═════ SUPPLIED MATERIAL

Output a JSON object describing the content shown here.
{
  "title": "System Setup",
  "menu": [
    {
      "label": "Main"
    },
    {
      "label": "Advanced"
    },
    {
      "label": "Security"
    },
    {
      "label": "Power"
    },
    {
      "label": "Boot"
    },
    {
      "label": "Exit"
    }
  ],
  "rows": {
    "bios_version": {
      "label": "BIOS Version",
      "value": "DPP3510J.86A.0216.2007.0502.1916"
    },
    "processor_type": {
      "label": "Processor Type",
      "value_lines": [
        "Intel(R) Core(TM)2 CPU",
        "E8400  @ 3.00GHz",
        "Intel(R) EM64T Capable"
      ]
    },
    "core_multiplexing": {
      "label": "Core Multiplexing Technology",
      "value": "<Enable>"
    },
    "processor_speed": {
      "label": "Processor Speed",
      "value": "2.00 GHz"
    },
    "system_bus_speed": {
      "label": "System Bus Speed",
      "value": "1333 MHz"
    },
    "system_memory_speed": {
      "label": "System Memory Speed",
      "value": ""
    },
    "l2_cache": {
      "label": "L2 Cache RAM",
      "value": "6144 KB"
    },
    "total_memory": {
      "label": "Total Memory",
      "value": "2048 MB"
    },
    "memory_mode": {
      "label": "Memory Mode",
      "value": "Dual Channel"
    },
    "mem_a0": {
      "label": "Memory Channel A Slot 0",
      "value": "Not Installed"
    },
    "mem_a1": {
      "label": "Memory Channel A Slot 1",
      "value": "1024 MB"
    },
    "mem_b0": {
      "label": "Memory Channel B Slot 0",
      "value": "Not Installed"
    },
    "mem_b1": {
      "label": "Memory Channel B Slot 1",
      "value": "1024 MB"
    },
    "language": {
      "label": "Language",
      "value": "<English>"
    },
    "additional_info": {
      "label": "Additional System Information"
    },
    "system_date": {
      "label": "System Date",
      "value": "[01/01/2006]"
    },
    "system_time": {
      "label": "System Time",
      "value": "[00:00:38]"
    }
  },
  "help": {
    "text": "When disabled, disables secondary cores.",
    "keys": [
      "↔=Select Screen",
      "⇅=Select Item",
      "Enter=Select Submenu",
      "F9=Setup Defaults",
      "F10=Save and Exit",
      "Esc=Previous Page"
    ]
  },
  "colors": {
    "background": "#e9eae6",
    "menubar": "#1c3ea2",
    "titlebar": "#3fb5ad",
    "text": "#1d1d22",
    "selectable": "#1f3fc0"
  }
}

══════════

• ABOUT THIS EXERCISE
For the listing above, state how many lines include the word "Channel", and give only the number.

• SOLUTION TO THIS PROBLEM
5